(WORK TO COMPLETE)
Scan the records for lines holding "LABEL". Say how many there are and give nothing else.
■ ■ ■ ■ ■
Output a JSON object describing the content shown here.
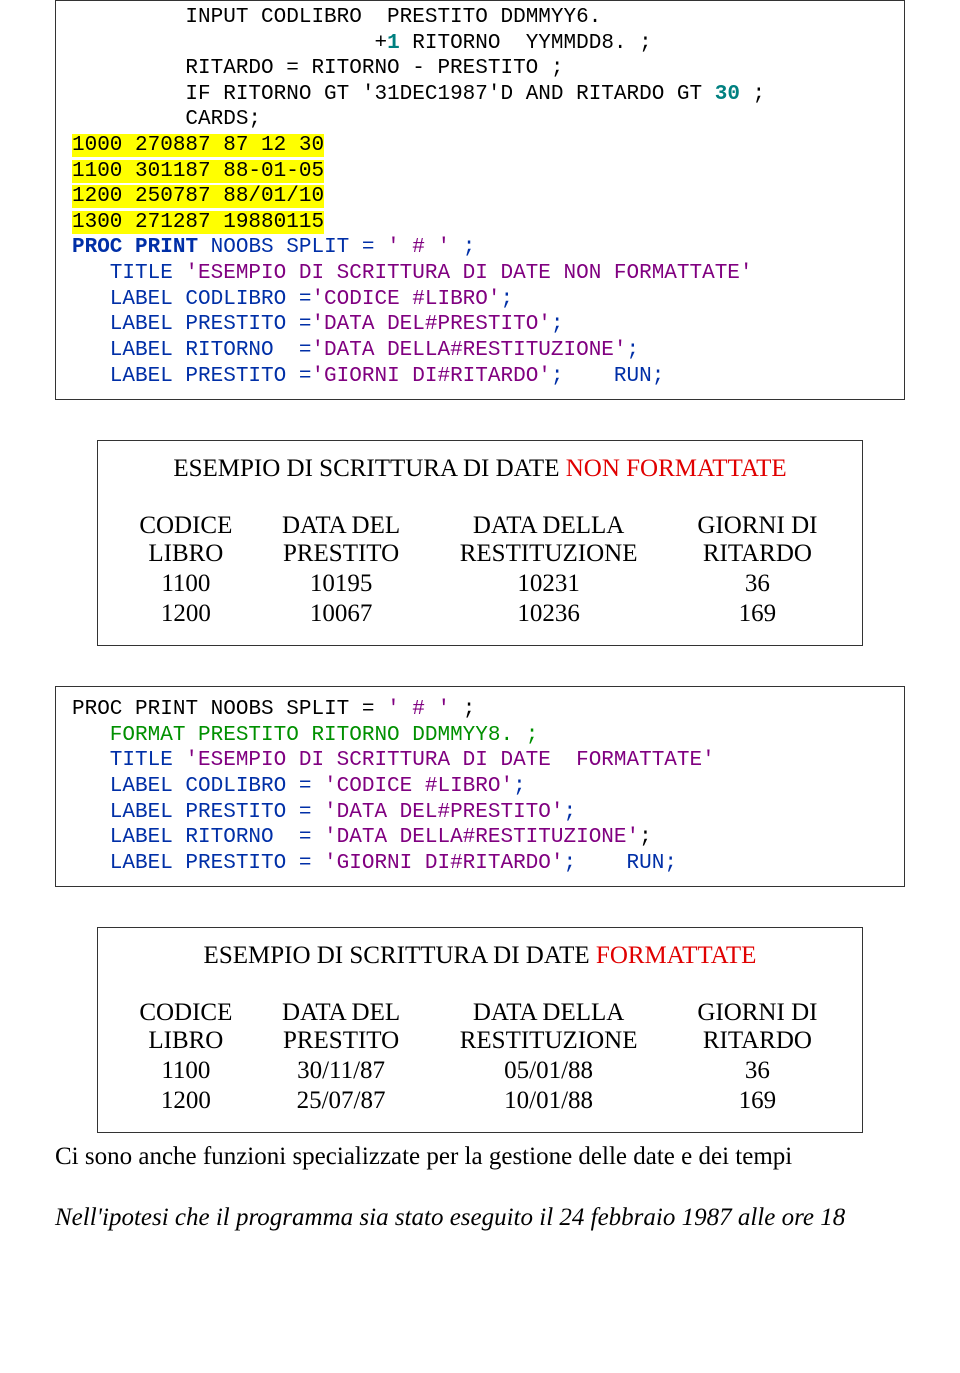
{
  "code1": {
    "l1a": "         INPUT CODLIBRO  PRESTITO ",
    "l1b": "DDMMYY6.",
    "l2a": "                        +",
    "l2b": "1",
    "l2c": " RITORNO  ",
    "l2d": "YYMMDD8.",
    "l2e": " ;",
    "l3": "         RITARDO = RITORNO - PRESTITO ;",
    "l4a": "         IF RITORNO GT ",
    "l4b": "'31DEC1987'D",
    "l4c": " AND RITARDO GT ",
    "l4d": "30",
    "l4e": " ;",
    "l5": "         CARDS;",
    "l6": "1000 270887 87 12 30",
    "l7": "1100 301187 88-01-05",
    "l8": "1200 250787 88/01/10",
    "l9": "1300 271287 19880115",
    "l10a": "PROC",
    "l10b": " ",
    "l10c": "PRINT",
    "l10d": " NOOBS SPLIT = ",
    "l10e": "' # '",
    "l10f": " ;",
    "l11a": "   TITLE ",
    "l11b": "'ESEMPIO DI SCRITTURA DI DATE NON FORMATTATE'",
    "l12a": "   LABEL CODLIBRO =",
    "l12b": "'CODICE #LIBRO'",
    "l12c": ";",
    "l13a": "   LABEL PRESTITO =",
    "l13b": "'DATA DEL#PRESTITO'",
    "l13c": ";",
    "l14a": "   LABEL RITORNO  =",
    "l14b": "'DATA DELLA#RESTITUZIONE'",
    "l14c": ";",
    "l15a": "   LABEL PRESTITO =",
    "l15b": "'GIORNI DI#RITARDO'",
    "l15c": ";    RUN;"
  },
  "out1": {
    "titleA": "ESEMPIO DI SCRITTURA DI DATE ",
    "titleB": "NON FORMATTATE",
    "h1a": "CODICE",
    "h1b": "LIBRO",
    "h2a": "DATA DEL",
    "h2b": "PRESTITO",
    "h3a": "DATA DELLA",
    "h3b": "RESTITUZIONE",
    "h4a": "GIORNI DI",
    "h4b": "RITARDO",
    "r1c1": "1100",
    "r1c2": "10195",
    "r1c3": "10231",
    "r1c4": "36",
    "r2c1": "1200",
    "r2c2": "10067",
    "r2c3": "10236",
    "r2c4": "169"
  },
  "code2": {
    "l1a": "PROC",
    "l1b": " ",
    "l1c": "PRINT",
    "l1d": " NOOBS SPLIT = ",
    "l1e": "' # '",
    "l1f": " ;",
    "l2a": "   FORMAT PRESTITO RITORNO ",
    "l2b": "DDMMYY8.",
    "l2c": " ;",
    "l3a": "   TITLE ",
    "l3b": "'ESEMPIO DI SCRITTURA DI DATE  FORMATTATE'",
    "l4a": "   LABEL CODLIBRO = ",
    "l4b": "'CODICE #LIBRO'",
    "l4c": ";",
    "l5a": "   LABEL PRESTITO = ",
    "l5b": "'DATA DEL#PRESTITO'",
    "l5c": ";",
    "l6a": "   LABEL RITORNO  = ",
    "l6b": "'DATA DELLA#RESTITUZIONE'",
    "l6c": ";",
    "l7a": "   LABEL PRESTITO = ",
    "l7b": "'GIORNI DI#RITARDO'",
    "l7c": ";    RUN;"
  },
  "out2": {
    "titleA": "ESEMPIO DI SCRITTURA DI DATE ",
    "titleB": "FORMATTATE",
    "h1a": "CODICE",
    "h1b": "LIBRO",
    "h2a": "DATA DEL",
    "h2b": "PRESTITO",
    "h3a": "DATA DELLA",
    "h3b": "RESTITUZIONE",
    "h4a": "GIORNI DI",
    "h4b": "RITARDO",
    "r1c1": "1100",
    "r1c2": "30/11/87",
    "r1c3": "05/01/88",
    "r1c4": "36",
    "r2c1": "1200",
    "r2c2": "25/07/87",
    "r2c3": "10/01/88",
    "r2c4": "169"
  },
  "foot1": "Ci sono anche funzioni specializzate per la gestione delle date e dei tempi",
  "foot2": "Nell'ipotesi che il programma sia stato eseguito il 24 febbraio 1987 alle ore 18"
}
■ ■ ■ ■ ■
(SOLUTION FOR THIS PROBLEM)
8